■ INSTRUCTIONS FOR THE TASK: Each line of the data below that carries the word "نامه" needs to be copied.

[Records from a data collection]
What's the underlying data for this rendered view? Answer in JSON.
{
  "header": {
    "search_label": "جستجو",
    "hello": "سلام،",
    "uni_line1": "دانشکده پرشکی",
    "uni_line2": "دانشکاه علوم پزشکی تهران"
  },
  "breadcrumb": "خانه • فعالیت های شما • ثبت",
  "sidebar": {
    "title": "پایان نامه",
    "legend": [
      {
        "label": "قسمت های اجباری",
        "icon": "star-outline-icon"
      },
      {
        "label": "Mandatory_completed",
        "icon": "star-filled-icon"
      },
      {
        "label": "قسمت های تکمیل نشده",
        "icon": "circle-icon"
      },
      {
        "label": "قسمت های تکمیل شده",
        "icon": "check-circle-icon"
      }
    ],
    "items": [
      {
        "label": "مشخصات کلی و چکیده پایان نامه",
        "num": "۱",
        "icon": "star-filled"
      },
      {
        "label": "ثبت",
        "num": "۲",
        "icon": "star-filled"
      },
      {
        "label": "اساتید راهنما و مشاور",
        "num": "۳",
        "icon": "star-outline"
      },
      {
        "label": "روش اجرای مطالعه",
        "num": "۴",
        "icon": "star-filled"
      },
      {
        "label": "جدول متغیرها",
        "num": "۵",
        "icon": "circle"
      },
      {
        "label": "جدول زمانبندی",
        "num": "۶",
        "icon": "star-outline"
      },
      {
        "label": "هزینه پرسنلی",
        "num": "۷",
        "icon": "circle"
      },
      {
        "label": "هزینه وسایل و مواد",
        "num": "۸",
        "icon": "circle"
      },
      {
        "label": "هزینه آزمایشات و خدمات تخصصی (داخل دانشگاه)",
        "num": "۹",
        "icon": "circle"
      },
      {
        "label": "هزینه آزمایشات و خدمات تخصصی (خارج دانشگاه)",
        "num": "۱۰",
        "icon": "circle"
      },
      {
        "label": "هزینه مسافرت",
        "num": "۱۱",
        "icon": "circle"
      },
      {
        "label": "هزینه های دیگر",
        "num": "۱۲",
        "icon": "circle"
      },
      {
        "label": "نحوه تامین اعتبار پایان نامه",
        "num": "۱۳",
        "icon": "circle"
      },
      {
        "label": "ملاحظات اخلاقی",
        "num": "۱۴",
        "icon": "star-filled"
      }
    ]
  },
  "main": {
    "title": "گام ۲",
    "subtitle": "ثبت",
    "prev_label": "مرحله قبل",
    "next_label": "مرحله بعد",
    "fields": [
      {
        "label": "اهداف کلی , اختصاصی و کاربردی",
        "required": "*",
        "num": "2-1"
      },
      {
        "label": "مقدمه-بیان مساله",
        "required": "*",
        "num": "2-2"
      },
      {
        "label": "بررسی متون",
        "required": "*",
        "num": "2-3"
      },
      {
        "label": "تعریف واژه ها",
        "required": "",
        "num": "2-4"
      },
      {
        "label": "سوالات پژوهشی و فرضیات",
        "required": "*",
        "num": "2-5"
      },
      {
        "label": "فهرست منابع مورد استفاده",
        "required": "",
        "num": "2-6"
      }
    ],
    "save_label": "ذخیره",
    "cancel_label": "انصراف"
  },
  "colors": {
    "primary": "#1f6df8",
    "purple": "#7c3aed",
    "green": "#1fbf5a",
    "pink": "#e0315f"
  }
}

■ SOLUTION TO THE EXERCISE:
    "title": "پایان نامه",
        "label": "مشخصات کلی و چکیده پایان نامه",
        "label": "نحوه تامین اعتبار پایان نامه",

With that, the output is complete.